## PROBLEM DETAILS
All of the records shown below need to be copied with no differences.

○ ○ ○

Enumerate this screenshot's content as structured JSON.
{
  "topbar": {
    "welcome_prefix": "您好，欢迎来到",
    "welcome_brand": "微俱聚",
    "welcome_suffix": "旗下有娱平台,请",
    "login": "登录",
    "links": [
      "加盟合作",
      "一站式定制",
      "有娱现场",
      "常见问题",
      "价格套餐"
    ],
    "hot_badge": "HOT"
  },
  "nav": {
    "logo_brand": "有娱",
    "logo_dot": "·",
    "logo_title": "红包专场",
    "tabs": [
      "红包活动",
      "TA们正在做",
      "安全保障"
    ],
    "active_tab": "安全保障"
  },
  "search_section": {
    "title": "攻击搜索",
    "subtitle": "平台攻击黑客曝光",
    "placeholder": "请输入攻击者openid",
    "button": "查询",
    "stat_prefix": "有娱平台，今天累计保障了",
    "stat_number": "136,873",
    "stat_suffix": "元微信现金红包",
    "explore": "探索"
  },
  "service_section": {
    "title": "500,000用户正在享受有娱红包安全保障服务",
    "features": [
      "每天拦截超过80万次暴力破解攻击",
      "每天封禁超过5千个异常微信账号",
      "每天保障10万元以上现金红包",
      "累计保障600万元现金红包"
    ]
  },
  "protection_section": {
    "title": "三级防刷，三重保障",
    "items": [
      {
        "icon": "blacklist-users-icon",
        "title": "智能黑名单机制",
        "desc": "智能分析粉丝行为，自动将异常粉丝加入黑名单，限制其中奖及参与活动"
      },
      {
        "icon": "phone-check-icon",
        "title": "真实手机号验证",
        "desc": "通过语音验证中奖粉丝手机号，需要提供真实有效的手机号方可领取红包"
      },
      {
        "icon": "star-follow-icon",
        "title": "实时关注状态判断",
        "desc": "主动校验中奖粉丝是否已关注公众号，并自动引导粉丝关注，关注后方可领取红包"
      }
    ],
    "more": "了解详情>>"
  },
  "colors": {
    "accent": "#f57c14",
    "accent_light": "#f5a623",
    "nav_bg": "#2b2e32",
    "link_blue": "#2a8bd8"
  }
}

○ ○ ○

## WRITTEN ANSWER
Enumerate this screenshot's content as structured JSON.
{
  "topbar": {
    "welcome_prefix": "您好，欢迎来到",
    "welcome_brand": "微俱聚",
    "welcome_suffix": "旗下有娱平台,请",
    "login": "登录",
    "links": [
      "加盟合作",
      "一站式定制",
      "有娱现场",
      "常见问题",
      "价格套餐"
    ],
    "hot_badge": "HOT"
  },
  "nav": {
    "logo_brand": "有娱",
    "logo_dot": "·",
    "logo_title": "红包专场",
    "tabs": [
      "红包活动",
      "TA们正在做",
      "安全保障"
    ],
    "active_tab": "安全保障"
  },
  "search_section": {
    "title": "攻击搜索",
    "subtitle": "平台攻击黑客曝光",
    "placeholder": "请输入攻击者openid",
    "button": "查询",
    "stat_prefix": "有娱平台，今天累计保障了",
    "stat_number": "136,873",
    "stat_suffix": "元微信现金红包",
    "explore": "探索"
  },
  "service_section": {
    "title": "500,000用户正在享受有娱红包安全保障服务",
    "features": [
      "每天拦截超过80万次暴力破解攻击",
      "每天封禁超过5千个异常微信账号",
      "每天保障10万元以上现金红包",
      "累计保障600万元现金红包"
    ]
  },
  "protection_section": {
    "title": "三级防刷，三重保障",
    "items": [
      {
        "icon": "blacklist-users-icon",
        "title": "智能黑名单机制",
        "desc": "智能分析粉丝行为，自动将异常粉丝加入黑名单，限制其中奖及参与活动"
      },
      {
        "icon": "phone-check-icon",
        "title": "真实手机号验证",
        "desc": "通过语音验证中奖粉丝手机号，需要提供真实有效的手机号方可领取红包"
      },
      {
        "icon": "star-follow-icon",
        "title": "实时关注状态判断",
        "desc": "主动校验中奖粉丝是否已关注公众号，并自动引导粉丝关注，关注后方可领取红包"
      }
    ],
    "more": "了解详情>>"
  },
  "colors": {
    "accent": "#f57c14",
    "accent_light": "#f5a623",
    "nav_bg": "#2b2e32",
    "link_blue": "#2a8bd8"
  }
}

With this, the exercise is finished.